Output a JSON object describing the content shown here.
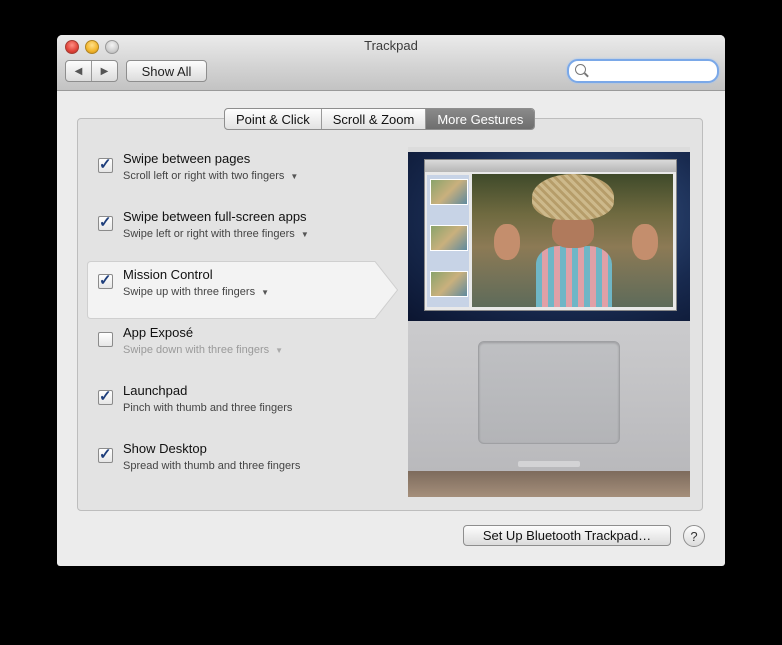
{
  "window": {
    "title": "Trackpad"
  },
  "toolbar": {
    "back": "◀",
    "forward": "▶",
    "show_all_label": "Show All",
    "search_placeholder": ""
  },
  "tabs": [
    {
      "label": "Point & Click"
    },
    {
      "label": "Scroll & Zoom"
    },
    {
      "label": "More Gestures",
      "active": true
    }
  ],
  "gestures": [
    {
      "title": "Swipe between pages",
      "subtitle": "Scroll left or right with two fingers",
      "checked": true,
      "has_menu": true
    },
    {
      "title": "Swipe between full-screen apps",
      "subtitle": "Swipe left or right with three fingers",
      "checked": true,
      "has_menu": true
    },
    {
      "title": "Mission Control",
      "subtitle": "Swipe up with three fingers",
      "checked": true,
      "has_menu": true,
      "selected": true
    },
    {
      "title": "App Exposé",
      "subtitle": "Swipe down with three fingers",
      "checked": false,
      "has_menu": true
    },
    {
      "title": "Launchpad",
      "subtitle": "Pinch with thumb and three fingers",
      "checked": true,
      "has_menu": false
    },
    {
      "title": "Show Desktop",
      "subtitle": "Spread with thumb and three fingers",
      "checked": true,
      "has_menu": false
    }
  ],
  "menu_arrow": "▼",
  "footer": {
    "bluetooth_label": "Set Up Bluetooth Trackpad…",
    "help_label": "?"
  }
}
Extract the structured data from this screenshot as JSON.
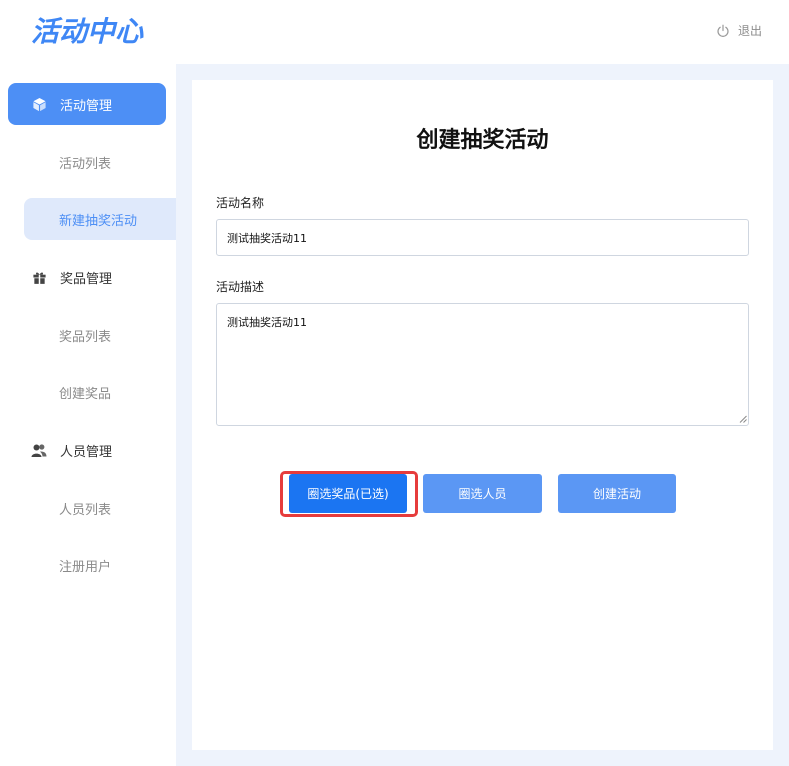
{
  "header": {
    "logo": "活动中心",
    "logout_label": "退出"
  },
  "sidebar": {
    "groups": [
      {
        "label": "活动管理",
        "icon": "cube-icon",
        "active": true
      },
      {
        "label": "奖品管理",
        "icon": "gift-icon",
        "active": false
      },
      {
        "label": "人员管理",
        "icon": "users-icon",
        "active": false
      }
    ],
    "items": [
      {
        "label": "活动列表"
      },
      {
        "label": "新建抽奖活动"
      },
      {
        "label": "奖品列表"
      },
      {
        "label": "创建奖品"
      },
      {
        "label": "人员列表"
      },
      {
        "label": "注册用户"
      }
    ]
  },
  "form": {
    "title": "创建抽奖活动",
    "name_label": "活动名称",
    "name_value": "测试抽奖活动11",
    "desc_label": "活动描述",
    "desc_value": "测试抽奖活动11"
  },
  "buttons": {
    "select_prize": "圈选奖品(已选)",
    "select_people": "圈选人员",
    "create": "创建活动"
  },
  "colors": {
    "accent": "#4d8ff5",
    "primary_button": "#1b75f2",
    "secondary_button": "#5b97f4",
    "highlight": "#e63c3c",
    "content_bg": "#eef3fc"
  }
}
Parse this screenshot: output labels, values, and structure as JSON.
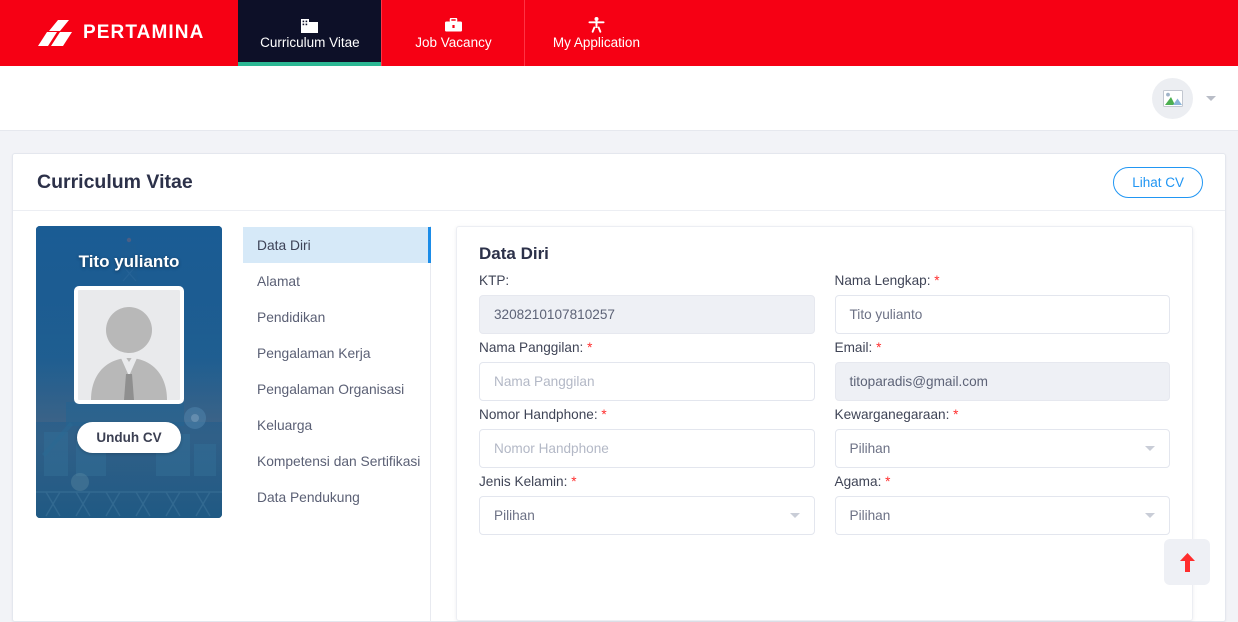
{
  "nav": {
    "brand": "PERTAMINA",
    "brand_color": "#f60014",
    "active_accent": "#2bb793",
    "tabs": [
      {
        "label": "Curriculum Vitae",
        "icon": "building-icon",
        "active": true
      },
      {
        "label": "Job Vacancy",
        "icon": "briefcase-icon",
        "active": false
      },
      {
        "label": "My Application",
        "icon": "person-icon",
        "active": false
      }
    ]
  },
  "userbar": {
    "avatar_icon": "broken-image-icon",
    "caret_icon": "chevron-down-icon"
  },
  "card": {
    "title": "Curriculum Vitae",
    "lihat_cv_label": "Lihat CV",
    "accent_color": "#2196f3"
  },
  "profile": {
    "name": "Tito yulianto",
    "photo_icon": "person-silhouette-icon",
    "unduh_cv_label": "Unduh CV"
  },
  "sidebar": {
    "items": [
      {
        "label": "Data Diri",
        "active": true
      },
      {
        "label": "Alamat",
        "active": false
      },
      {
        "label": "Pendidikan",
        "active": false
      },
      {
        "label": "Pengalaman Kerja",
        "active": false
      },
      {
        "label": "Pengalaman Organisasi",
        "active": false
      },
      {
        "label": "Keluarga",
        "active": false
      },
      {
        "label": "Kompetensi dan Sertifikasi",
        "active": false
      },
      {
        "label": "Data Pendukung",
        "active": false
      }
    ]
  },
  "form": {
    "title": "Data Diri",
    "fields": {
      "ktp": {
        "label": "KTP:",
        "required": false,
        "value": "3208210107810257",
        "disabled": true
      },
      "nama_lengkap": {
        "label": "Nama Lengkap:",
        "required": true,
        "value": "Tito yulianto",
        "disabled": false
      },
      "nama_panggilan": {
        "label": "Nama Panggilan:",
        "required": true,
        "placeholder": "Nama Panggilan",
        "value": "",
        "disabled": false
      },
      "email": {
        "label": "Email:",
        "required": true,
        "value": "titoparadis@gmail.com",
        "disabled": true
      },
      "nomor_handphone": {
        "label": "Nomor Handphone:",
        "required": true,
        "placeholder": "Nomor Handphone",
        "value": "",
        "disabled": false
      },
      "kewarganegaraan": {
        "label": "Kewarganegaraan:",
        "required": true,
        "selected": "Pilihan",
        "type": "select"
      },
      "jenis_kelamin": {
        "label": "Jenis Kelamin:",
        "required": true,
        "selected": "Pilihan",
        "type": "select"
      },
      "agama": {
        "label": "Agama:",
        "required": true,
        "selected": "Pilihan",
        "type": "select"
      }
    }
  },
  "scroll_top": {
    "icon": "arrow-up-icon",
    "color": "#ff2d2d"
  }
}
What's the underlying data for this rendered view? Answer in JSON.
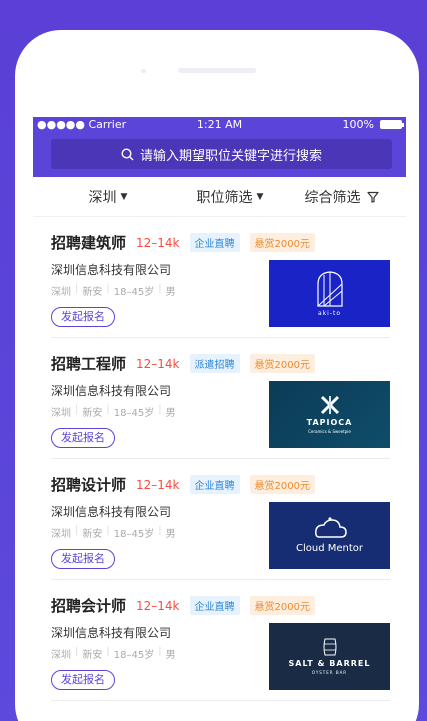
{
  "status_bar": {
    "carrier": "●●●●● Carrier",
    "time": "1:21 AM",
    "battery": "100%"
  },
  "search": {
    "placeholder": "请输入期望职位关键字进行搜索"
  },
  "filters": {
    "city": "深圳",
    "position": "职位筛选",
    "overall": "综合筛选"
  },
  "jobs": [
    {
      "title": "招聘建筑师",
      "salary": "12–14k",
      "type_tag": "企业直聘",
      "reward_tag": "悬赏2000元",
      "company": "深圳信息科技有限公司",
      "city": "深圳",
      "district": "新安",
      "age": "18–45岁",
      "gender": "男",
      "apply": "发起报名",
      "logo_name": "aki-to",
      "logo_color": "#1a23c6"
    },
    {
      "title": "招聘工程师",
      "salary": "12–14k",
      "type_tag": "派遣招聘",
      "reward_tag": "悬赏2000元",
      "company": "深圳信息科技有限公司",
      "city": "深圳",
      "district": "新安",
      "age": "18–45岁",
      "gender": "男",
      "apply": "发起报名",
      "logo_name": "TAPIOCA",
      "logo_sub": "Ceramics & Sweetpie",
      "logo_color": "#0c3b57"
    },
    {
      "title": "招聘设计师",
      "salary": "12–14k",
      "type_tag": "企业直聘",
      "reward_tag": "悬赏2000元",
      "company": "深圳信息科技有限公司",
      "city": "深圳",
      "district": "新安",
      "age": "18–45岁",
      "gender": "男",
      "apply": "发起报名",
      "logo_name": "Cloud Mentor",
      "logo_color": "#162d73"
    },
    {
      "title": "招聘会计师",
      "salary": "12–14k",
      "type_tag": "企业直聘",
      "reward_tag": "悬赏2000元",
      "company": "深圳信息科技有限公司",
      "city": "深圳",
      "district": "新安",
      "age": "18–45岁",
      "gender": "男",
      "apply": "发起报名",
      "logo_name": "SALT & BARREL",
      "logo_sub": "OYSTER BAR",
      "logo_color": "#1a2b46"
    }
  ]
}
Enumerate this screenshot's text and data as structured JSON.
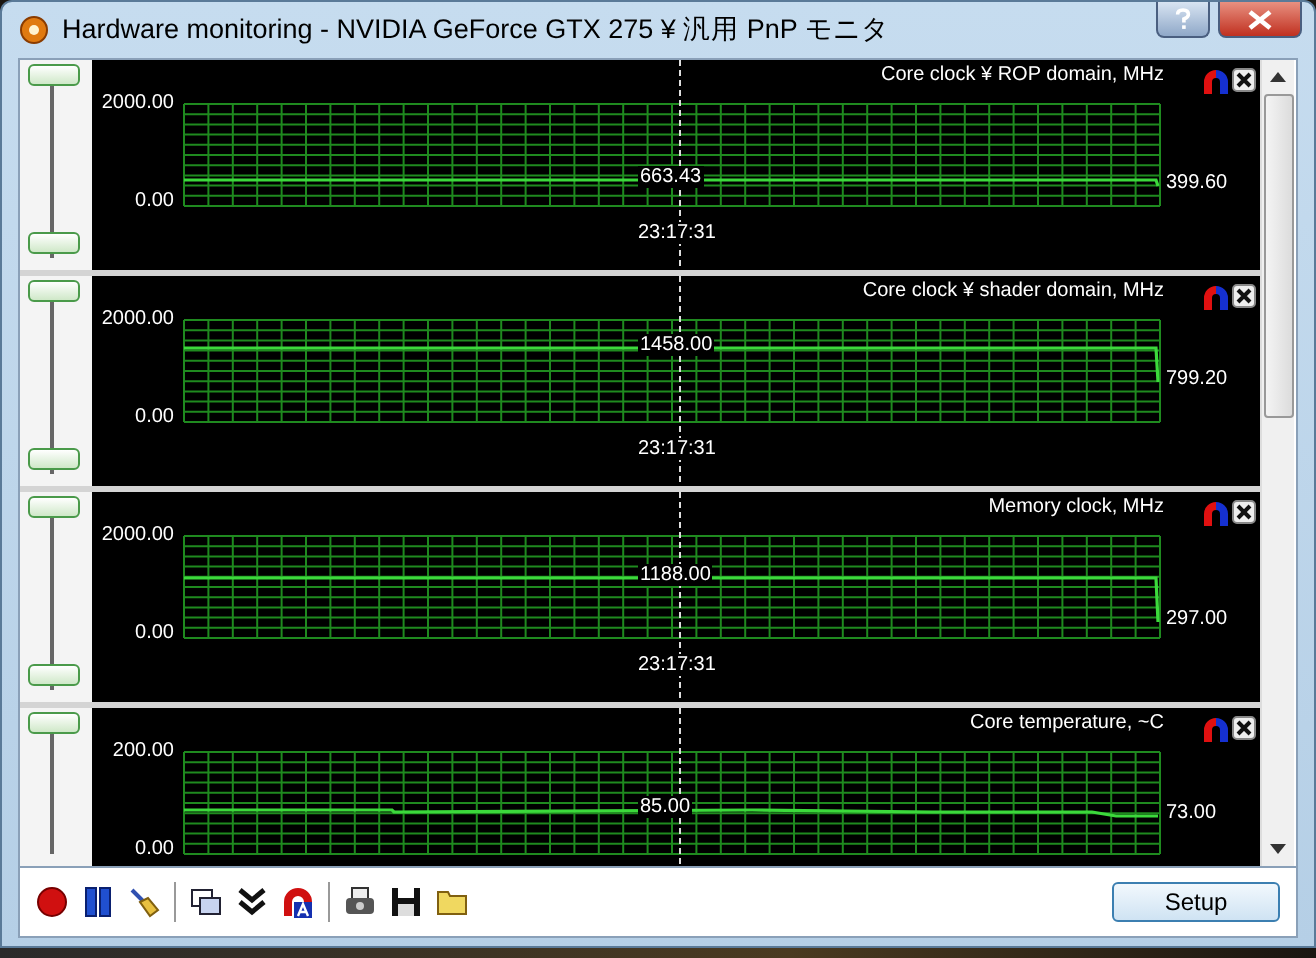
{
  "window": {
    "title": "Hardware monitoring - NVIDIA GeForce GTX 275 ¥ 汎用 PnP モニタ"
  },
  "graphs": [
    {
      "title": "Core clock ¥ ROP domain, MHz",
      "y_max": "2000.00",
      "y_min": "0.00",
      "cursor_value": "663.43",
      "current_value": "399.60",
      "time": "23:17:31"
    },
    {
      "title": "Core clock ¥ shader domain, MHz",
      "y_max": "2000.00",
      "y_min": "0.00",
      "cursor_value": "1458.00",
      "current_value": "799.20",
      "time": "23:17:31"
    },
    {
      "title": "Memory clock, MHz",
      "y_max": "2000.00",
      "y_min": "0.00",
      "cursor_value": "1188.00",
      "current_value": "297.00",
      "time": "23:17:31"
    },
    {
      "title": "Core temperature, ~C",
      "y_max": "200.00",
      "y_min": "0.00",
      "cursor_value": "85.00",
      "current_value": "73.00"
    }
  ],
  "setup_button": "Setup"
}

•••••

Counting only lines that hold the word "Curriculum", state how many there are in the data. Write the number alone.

2